From: Ben Creisler
bcreisler@gmail.com


A recent paper not yet mentioned on the DML:

Erin E. Maxwell & Benjamin P. Kear (2013)
Triassic ichthyopterygian assemblages of the Svalbard archipelago: a
reassessment of taxonomy and distribution.
GFF (advance online publication)
DOI:10.1080/11035897.2012.759145
http://www.tandfonline.com/doi/full/10.1080/11035897.2012.759145#.Ubnpyfm1FcQ

Ichthyopterygians were amongst the most specialised lineages of
secondarily aquatic amniotes; however, their origin and initial
radiation remain obscure. The stratigraphically oldest and
phylogenetically most basal taxa have been found in Early–Middle
Triassic deposits throughout the northern hemisphere, but one of the
earliest documented and arguably most important localities is the High
Arctic Svalbard archipelago. Like many classic palaeontological sites,
the Svalbard Triassic fossil-bearing horizons are plagued by
inconsistent geological interpretations and taxonomic classifications.
To resolve these conflicts, a comprehensive revision of the various
ichthyopterygian assemblages was undertaken. The fossils were found to
be distributed through three sequential rock units: the Olenekian
Vikinghøgda Formation (six discernible taxa distributed over two
distinct horizons), Anisian lower Botneheia Formation (two taxa) and
the Ladinian–Carnian Blanknuten Member of the Botneheia
Formation–Tschermakfjellet Formation (five taxa). Unfortunately, many
of the specimens are non-diagnostic at species-level, although they do
contribute a cohesive picture of marine faunal successions during the
Early–earliest Late Triassic.
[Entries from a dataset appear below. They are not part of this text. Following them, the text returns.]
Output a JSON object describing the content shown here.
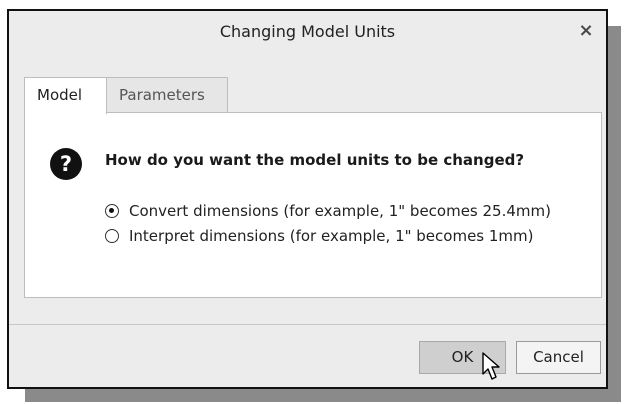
{
  "dialog": {
    "title": "Changing Model Units",
    "close_glyph": "×"
  },
  "tabs": [
    {
      "label": "Model",
      "active": true
    },
    {
      "label": "Parameters",
      "active": false
    }
  ],
  "content": {
    "icon": "question-icon",
    "question": "How do you want the model units to be changed?",
    "options": [
      {
        "label": "Convert dimensions (for example, 1\" becomes 25.4mm)",
        "selected": true
      },
      {
        "label": "Interpret dimensions (for example, 1\" becomes 1mm)",
        "selected": false
      }
    ]
  },
  "buttons": {
    "ok": "OK",
    "cancel": "Cancel"
  },
  "colors": {
    "dialog_bg": "#ececec",
    "panel_bg": "#ffffff",
    "ok_bg": "#cfcfcf"
  }
}
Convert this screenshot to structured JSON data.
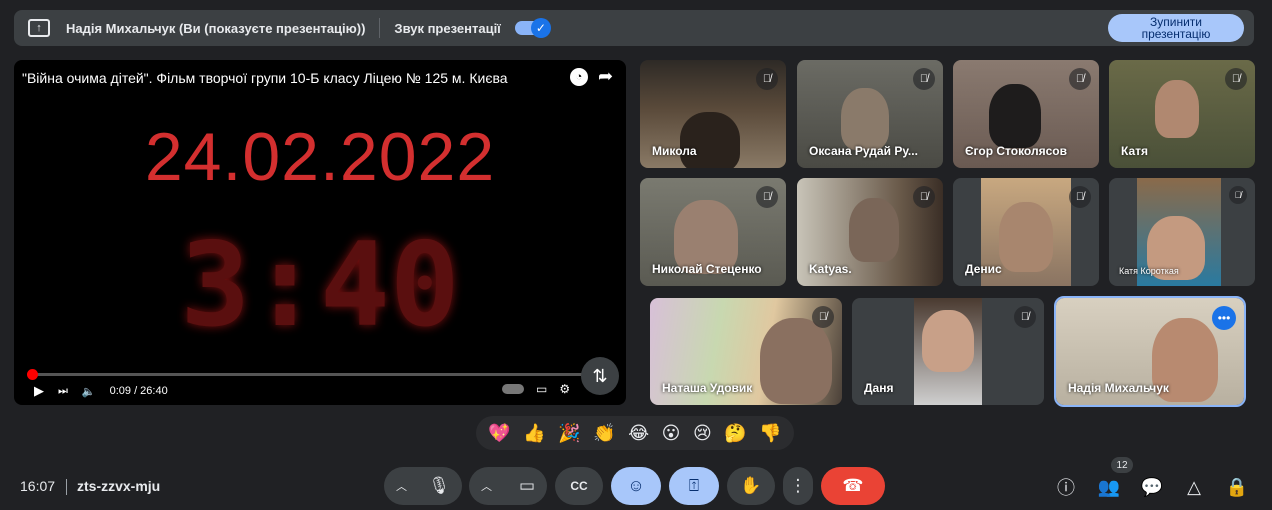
{
  "banner": {
    "presenter_text": "Надія Михальчук (Ви (показуєте презентацію))",
    "sound_label": "Звук презентації",
    "stop_button": "Зупинити презентацію"
  },
  "video": {
    "title": "\"Війна очима дітей\". Фільм творчої групи 10-Б класу Ліцею № 125 м. Києва",
    "date_text": "24.02.2022",
    "timer_text": "3:40",
    "time_display": "0:09 / 26:40",
    "progress": 0.006
  },
  "participants": [
    {
      "name": "Микола"
    },
    {
      "name": "Оксана Рудай Ру..."
    },
    {
      "name": "Єгор Стоколясов"
    },
    {
      "name": "Катя"
    },
    {
      "name": "Николай Стеценко"
    },
    {
      "name": "Katyas."
    },
    {
      "name": "Денис"
    },
    {
      "name": "Катя Короткая"
    },
    {
      "name": "Наташа Удовик"
    },
    {
      "name": "Даня"
    },
    {
      "name": "Надія Михальчук"
    }
  ],
  "reactions": [
    "💖",
    "👍",
    "🎉",
    "👏",
    "😂",
    "😮",
    "😢",
    "🤔",
    "👎"
  ],
  "bottom": {
    "time": "16:07",
    "meeting_code": "zts-zzvx-mju",
    "people_count": "12"
  },
  "colors": {
    "accent": "#8ab4f8",
    "end_call": "#ea4335",
    "date_red": "#d32f2f"
  }
}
Indeed, the Svalbard archipelago has
produced one of the most diverse Early Triassic ichthyopterygian
assemblages known worldwide, but is comparatively species poor
throughout the early Middle Triassic, perhaps due to sampling biases.